Midwest Living Review
Historians agree that one of the Civil War's greatest atrocities was Quantrill's Raid on Lawrence when proslavery Bushwacker leader William Clarke Quantrill led 400 ruffians into Lawrence on August 21, 1863, ordering them to "burn every house and kill every man." In four hours, about 200 men died (not accounting for Blacks and German immigrants), 185 homes burned and the entire three-block commercial district was destroyed. In Civil War era dollars, damage is estimated at nearly $2.5 million. The raiders escaped. You can follow Quantrill's path of destruction using the Lawrence CVB's raid site route map. Plaques on historic limestone buildings along Massachusetts between 6th and 9th streets mark raid locations. The only surviving original building is the House Building, 729-731 Massachusetts Street. The Eldridge stands on the same site as the original hotel Quantrill destroyed.
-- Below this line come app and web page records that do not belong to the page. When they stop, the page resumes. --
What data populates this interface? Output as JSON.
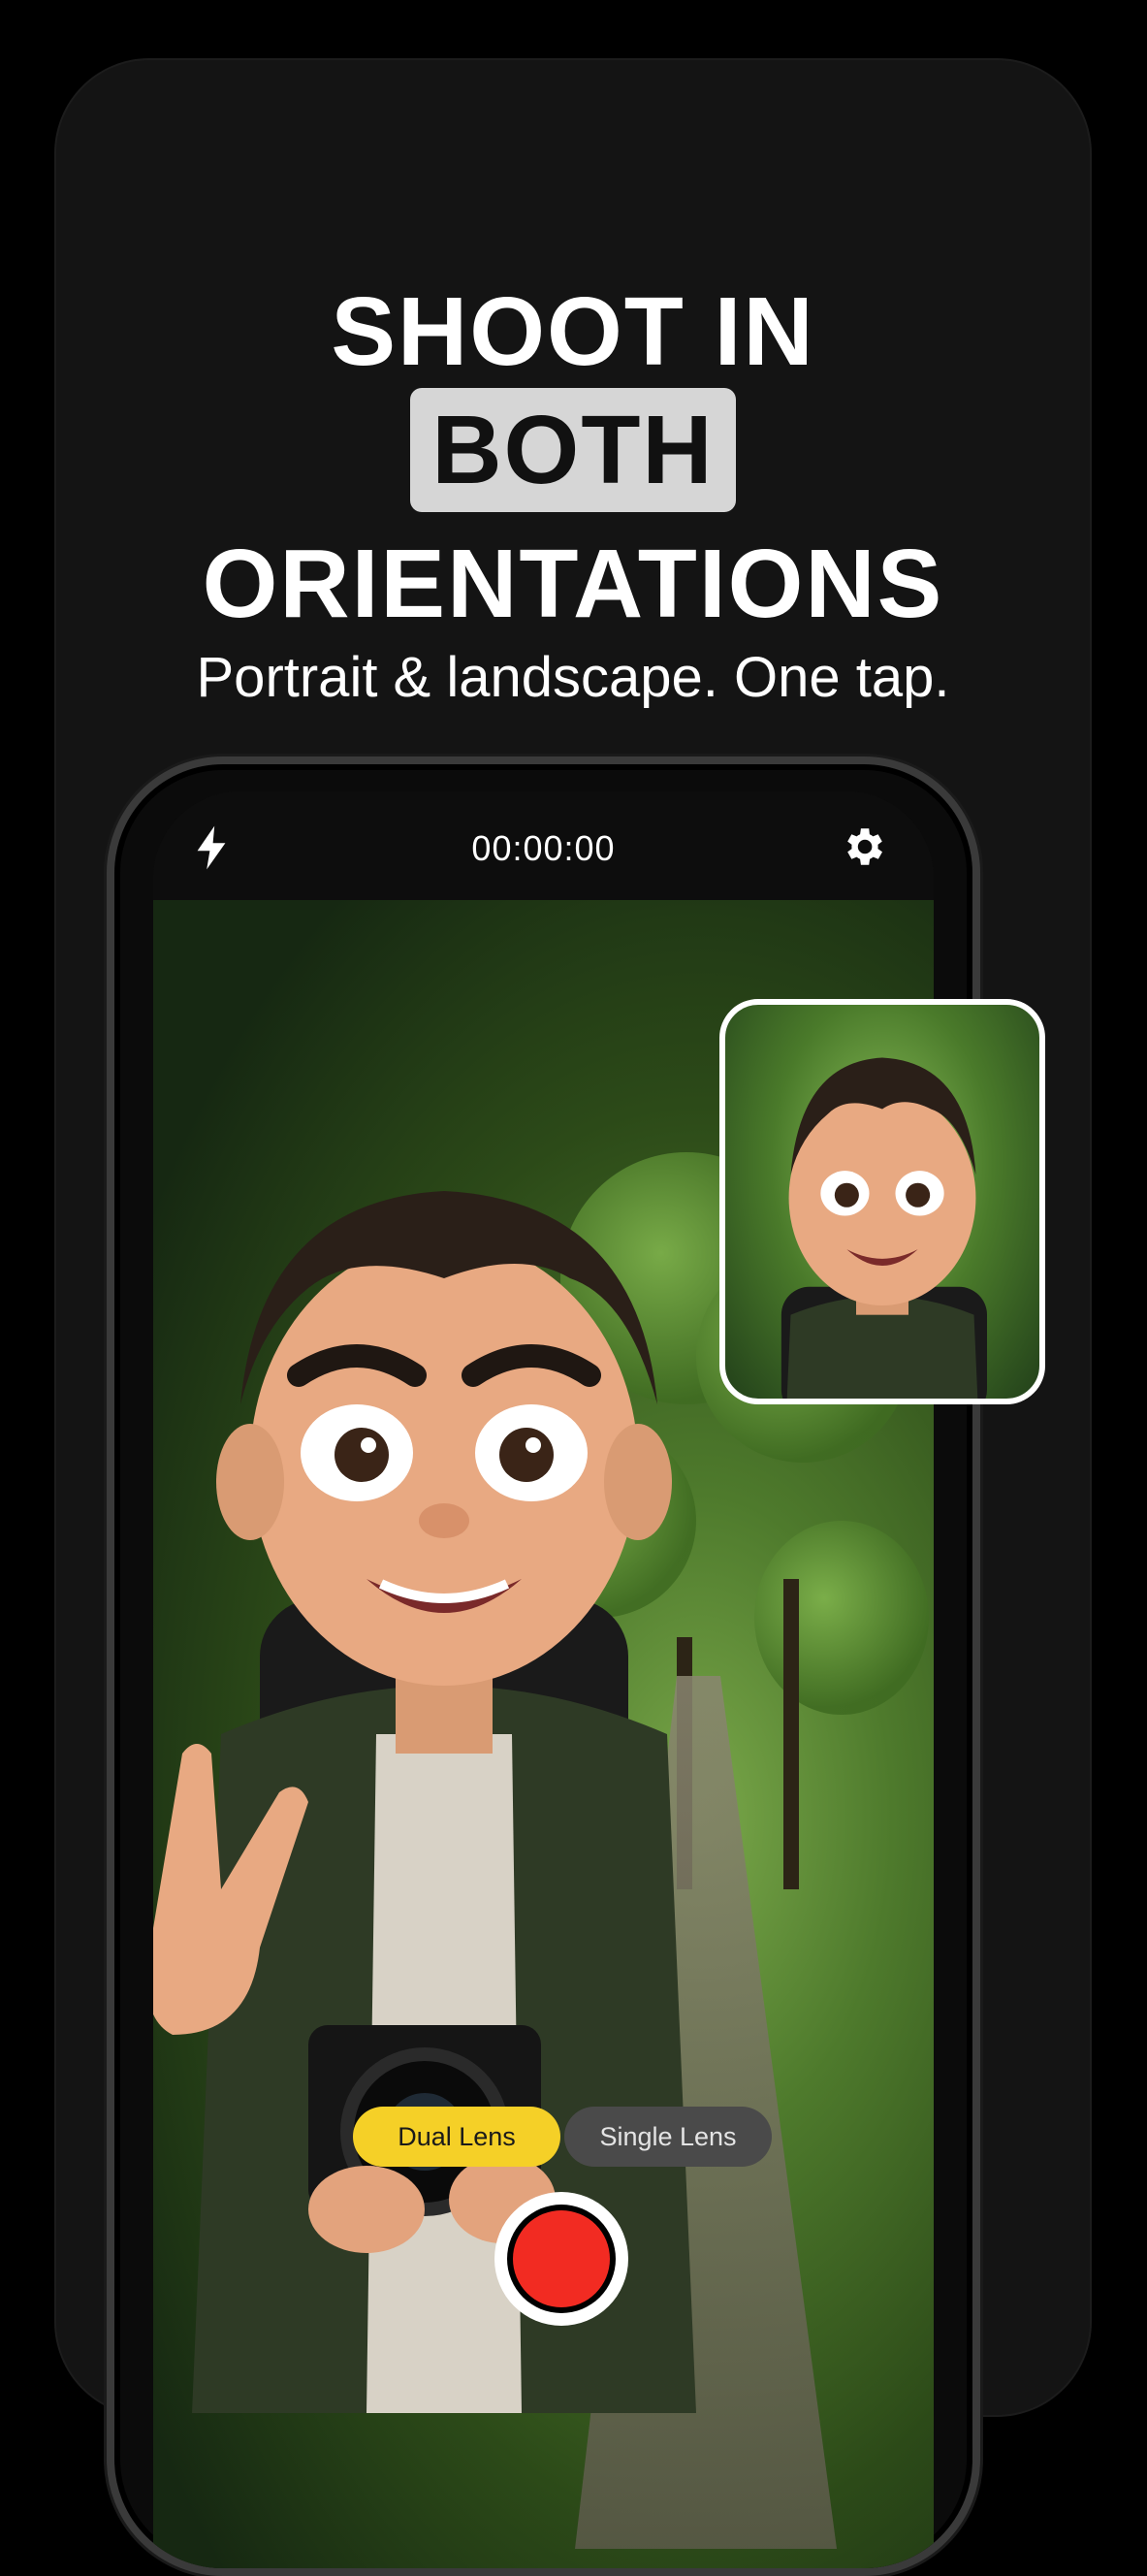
{
  "headline": {
    "line1": "SHOOT IN",
    "line2": "BOTH",
    "line3": "ORIENTATIONS",
    "subline": "Portrait & landscape. One tap."
  },
  "camera": {
    "timer": "00:00:00",
    "icons": [
      "flash-icon",
      "gear-icon"
    ],
    "modes": [
      {
        "label": "Dual Lens",
        "selected": true
      },
      {
        "label": "Single Lens",
        "selected": false
      }
    ],
    "record_color": "#f22b22",
    "accent": "#f5d027"
  }
}
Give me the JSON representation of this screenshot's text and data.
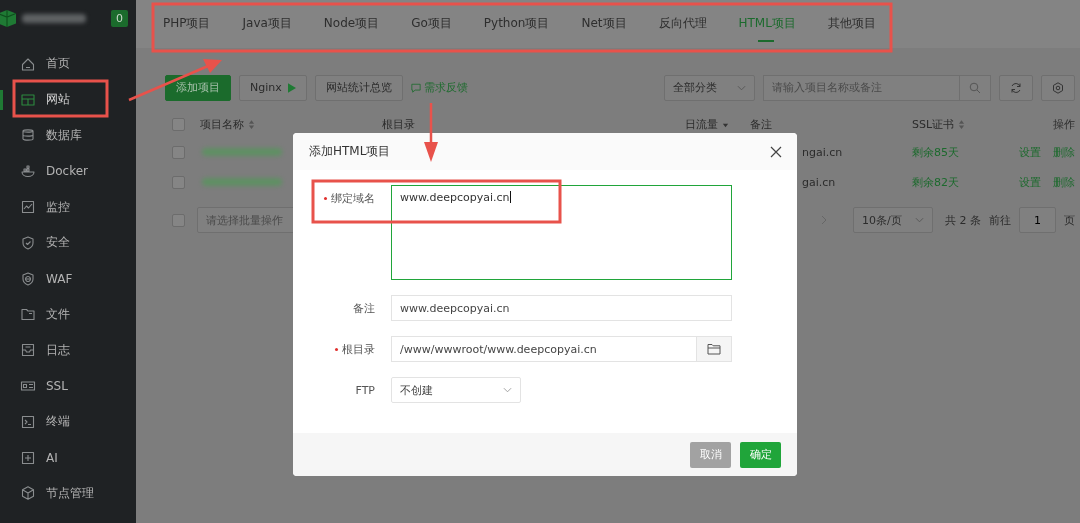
{
  "sidebar": {
    "badge": "0",
    "items": [
      {
        "label": "首页",
        "selected": false
      },
      {
        "label": "网站",
        "selected": true
      },
      {
        "label": "数据库",
        "selected": false
      },
      {
        "label": "Docker",
        "selected": false
      },
      {
        "label": "监控",
        "selected": false
      },
      {
        "label": "安全",
        "selected": false
      },
      {
        "label": "WAF",
        "selected": false
      },
      {
        "label": "文件",
        "selected": false
      },
      {
        "label": "日志",
        "selected": false
      },
      {
        "label": "SSL",
        "selected": false
      },
      {
        "label": "终端",
        "selected": false
      },
      {
        "label": "AI",
        "selected": false
      },
      {
        "label": "节点管理",
        "selected": false
      }
    ]
  },
  "tabs": [
    {
      "label": "PHP项目",
      "selected": false
    },
    {
      "label": "Java项目",
      "selected": false
    },
    {
      "label": "Node项目",
      "selected": false
    },
    {
      "label": "Go项目",
      "selected": false
    },
    {
      "label": "Python项目",
      "selected": false
    },
    {
      "label": "Net项目",
      "selected": false
    },
    {
      "label": "反向代理",
      "selected": false
    },
    {
      "label": "HTML项目",
      "selected": true
    },
    {
      "label": "其他项目",
      "selected": false
    }
  ],
  "toolbar": {
    "add_button": "添加项目",
    "nginx_button": "Nginx",
    "stats_button": "网站统计总览",
    "feedback_link": "需求反馈",
    "category_select": "全部分类",
    "search": {
      "placeholder": "请输入项目名称或备注"
    }
  },
  "table": {
    "all_checked": false,
    "columns": [
      "项目名称",
      "根目录",
      "日流量",
      "备注",
      "SSL证书",
      "操作"
    ],
    "rows": [
      {
        "checked": false,
        "remark": "ngai.cn",
        "ssl": "剩余85天",
        "actions": [
          "设置",
          "删除"
        ]
      },
      {
        "checked": false,
        "remark": "gai.cn",
        "ssl": "剩余82天",
        "actions": [
          "设置",
          "删除"
        ]
      }
    ]
  },
  "pagination": {
    "batch_checked": false,
    "batch_select": {
      "placeholder": "请选择批量操作"
    },
    "page_size": "10条/页",
    "total": "共 2 条",
    "goto_label": "前往",
    "page": "1",
    "page_suffix": "页"
  },
  "dialog": {
    "title": "添加HTML项目",
    "fields": [
      {
        "kind": "textarea",
        "label": "绑定域名",
        "required": true,
        "focused": true,
        "value": "www.deepcopyai.cn"
      },
      {
        "kind": "input",
        "label": "备注",
        "required": false,
        "value": "www.deepcopyai.cn"
      },
      {
        "kind": "path",
        "label": "根目录",
        "required": true,
        "value": "/www/wwwroot/www.deepcopyai.cn"
      },
      {
        "kind": "select",
        "label": "FTP",
        "required": false,
        "value": "不创建"
      }
    ],
    "buttons": [
      {
        "label": "取消",
        "kind": "secondary"
      },
      {
        "label": "确定",
        "kind": "primary"
      }
    ]
  }
}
All raid victims' names are posted by the front door of the Watkins Community Museum, 1047 Massachusetts. Pioneer Cemetery on the University of Kansas' West Campus was established in 1854 by New Englanders. Many of the massacred men and boys who died in Quantrill's Raid were buried here and then were reburied at Oak Hill Cemetery, which was established in 1864 to honor raid victims.